I have two long-held views on public policy making. One, even assuming the inevitable cognitive biases like hyperbolic discounting, we live in a world where the immediate takes disproportionate precedence over the long-term. This obsession with the immediate and present may be amplified by modern media and social networks. Whatever the reasons, we end up with ahistorical glorification or demonisation of people, incidents, ideas, and trends that are concurrent with us. Irrational exuberance or pessimism are the result. Such excessive attribution of credit and apportionment of blame blinds us to long-term underlying trends and factors that contribute to such shocks.
Two, we attribute excessive importance to particular public policy levers in being able to influence long-term economic growth prospects. Governments, be it the Treasury or institutions like the Central Banks, are perceived to hold the keys to the economy. This sentiment becomes egregious during downturns, when governments are blamed for not only contributing to the downturn but also for not doing enough to restore growth. This leaves governments with a need to be seen to be doing something, even when important decision-makers realise the futility of such attempts.
The best example of both these trends come from US politics and economy in the aftermath of the election of Donald Trump as President. Trump has occupied the centerstage in the cognitive universe of the liberals, demonised as being responsible for the demise of American growth and influence. Important historical trends like rapid convergence of developing countries like China, globalisation, technological disruptions, changing demographics, excessive financialisation, concentration of business activity, corporate rent-seeking, widening inequality, capture of democratic institutions, and so on are swept under the carpet. Trump becomes the punching bag for everything bad about America.
Much the same applies to both the optimism and pessimism with Trump's economic policies. Matthew Klein points to the graphic below from a presentation by Jason Furman at the recent Peterson Institute Conference on Rethinking Macroeconomic Policy which should explain the need for more balanced assessments.

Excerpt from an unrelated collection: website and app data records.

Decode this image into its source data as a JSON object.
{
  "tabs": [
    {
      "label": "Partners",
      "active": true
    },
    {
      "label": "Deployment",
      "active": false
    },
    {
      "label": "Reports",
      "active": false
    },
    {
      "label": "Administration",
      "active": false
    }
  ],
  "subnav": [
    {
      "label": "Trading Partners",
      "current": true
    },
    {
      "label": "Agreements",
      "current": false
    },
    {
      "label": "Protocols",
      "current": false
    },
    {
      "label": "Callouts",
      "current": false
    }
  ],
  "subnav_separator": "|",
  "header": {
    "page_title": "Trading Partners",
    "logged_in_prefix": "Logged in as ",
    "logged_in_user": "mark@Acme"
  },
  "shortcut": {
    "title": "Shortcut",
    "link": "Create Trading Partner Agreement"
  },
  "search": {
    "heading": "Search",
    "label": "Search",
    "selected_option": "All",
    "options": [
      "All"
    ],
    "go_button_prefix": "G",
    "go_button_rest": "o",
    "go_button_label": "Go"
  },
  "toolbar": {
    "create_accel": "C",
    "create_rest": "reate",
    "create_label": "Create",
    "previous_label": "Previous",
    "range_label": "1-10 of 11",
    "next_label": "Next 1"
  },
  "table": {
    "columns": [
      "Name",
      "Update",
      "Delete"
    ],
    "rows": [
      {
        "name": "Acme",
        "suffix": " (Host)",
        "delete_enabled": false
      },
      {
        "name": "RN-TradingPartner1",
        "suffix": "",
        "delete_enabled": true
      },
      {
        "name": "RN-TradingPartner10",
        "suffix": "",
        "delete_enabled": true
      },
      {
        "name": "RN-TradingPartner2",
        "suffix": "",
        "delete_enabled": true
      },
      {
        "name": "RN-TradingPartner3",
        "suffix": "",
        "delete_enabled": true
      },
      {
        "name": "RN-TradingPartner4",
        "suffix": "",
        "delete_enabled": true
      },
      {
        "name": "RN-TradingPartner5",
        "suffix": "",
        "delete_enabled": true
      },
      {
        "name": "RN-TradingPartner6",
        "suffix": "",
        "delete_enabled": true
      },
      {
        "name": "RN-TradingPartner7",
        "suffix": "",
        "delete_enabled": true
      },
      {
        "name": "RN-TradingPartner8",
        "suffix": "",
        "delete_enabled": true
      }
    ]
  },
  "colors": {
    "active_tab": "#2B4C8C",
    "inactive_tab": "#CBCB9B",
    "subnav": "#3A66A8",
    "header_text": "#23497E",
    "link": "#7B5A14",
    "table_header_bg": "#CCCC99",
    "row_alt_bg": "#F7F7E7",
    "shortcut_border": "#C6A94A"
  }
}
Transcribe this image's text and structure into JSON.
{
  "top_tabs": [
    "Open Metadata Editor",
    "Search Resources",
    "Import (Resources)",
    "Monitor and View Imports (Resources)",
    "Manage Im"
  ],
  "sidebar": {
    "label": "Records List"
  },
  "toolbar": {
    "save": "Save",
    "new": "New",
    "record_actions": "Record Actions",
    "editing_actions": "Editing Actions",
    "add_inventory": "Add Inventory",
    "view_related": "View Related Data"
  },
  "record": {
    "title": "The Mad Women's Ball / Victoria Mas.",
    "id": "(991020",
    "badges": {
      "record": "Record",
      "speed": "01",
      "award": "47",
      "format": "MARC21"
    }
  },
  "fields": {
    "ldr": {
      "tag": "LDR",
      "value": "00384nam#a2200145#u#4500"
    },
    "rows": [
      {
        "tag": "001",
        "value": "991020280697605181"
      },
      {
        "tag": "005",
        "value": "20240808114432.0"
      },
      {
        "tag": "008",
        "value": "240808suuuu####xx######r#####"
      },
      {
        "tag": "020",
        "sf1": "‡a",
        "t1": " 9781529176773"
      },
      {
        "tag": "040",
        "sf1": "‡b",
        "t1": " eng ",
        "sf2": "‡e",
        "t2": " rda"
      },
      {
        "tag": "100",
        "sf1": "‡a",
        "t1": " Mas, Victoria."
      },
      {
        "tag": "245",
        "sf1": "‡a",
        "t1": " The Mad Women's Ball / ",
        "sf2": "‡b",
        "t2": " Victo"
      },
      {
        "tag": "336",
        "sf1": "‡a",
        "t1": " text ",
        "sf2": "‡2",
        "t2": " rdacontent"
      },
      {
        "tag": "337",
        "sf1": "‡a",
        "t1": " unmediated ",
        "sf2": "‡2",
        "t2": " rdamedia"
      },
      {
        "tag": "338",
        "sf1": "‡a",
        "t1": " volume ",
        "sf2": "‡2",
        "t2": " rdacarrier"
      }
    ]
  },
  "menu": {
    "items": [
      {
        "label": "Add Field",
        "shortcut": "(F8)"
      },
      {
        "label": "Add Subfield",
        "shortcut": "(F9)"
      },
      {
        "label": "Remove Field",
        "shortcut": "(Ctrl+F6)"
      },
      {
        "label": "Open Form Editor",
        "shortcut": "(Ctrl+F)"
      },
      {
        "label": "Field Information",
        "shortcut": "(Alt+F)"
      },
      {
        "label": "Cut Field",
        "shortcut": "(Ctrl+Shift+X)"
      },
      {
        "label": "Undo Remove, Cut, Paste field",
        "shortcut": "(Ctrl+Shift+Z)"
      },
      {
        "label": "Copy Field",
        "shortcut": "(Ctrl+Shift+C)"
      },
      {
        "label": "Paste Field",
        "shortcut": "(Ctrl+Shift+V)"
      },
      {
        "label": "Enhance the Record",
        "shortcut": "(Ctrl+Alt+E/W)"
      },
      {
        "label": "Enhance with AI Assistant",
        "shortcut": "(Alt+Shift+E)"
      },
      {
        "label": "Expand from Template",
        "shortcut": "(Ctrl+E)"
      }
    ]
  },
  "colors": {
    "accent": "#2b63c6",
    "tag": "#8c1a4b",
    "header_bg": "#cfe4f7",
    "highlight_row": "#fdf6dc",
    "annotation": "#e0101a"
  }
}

In simple terms, the best effects of Trump's "positive" policies (tax cuts, regulatory easing, and public investments) and the worst effects of "negative" policies (protectionism, immigration restrictions, and deficit rise) are equally tiny as to be insignificant over the medium-term.